Local heating of the joining parts is a very promising method of working at low processing temperatures. This new technology, which uses an internal heat source for joining, is known as “reactive bonding.” It is based on the use of reactive multilayer systems, mostly in connection with additional layers. The heat needed for the joining process is generated by a self-propagating chemical reaction within the system. To catalyze the reaction, all that is needed is a single low-energy impulse, such as that produced by a laser. The most important advantage of this technology is that the heat generated is localized to the bonding interface. This ensures that the components are not exposed to high temperatures over a large area. The technology also offers new ways of joining temperature-sensitive materials with different thermal expansion coefficients, such as metals and polymers, without causing thermal damage. The components are joined at room temperature and, if necessary, a hermetically sealed joint can be produced – temperature problems in joining processes have become a thing of the past.
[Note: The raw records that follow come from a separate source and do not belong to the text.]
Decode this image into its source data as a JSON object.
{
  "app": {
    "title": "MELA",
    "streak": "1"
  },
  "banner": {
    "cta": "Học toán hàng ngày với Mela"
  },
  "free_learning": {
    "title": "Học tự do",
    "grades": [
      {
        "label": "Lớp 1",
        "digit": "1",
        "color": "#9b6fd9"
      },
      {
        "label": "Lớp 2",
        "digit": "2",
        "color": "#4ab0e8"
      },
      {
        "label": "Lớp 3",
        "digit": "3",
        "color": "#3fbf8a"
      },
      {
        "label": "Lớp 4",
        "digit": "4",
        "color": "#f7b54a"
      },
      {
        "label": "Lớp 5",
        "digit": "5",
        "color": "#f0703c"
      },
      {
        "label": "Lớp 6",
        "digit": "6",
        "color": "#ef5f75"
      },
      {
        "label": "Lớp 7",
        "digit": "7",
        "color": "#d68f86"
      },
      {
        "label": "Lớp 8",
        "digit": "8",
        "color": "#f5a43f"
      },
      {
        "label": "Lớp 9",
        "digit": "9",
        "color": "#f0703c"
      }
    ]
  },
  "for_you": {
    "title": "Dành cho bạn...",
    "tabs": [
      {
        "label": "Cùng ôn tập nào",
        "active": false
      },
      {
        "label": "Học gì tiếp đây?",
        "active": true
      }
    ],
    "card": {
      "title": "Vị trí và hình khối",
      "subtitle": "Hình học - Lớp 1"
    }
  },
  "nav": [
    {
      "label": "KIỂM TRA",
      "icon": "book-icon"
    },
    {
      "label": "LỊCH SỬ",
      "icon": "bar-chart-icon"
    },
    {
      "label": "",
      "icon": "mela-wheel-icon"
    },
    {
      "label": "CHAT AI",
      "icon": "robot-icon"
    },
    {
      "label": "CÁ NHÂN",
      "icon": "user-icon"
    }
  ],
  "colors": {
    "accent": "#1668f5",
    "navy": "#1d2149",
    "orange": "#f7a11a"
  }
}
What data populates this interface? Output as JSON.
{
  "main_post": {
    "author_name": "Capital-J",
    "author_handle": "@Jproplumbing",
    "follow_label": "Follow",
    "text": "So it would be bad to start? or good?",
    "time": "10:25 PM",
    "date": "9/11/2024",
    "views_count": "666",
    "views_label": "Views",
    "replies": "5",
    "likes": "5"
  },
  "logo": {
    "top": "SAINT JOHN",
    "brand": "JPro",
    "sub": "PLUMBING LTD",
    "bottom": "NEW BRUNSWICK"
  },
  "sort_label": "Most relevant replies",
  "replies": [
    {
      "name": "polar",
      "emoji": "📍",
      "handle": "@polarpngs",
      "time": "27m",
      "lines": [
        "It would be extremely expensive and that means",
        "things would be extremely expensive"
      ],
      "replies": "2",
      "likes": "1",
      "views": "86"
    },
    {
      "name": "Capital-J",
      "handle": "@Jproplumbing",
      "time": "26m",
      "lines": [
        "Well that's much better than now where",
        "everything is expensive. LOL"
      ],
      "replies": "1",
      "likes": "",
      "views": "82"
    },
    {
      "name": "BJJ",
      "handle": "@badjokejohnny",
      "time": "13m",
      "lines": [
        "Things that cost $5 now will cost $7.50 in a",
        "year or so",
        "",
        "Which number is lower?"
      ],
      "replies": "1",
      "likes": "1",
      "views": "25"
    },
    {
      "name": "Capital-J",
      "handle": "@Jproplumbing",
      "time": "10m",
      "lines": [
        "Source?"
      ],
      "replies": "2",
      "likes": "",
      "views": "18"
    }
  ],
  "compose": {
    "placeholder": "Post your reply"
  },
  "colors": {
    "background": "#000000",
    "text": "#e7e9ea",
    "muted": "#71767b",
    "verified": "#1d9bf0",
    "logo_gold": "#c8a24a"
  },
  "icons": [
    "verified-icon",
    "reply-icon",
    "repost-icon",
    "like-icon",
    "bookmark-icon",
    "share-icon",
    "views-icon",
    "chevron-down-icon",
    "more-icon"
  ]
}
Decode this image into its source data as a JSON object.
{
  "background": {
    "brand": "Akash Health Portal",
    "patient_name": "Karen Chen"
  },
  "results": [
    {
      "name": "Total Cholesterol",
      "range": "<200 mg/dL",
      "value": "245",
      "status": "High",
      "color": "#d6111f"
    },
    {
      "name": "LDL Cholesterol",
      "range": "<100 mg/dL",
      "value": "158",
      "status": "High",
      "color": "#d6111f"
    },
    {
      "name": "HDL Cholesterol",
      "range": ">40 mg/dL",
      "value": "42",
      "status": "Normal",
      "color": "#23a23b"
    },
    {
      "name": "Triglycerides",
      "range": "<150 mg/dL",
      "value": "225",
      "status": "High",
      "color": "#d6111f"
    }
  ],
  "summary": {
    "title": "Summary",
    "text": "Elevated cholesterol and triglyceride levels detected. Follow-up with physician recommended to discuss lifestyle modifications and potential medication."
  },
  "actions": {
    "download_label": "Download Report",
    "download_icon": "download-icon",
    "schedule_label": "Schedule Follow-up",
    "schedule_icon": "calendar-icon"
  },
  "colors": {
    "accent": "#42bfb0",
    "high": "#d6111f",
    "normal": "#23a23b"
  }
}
From nano to micro

The Fraunhofer Research Institution for Electronic Nano Systems ENAS focuses ist research work not only on the use of commercially available reactive films, but also on an application for joining whole wafers. The researchers have succeeded in joining different MEMS and in depositing layered systems with individual layer thicknesses in the range of a few nanometers directly onto wafers. The micro- and nanostructures of the systems were then characterized and evaluated in cooperation with the Fraunhofer Institute for Mechanics of Materials IWM in Halle. The results show that temperature-sensitive microsystems – such as a silicon infrared emitter on a TO base – can be joined based on the nanoscale reactive multilayer system. Furthermore, the systems that were deposited directly displayed the possibility of initiating a reaction in very thin layer systems. This reaction could be used to generate the heat for the joining process. This opens up many potential applications for this wafer-level bonding process.


Maik Wiemer
Phone +49 371 45001-233
Fraunhofer Institute for Electronic Nanosystems ENAS
Technologie-Campus 3
09126 Chemnitz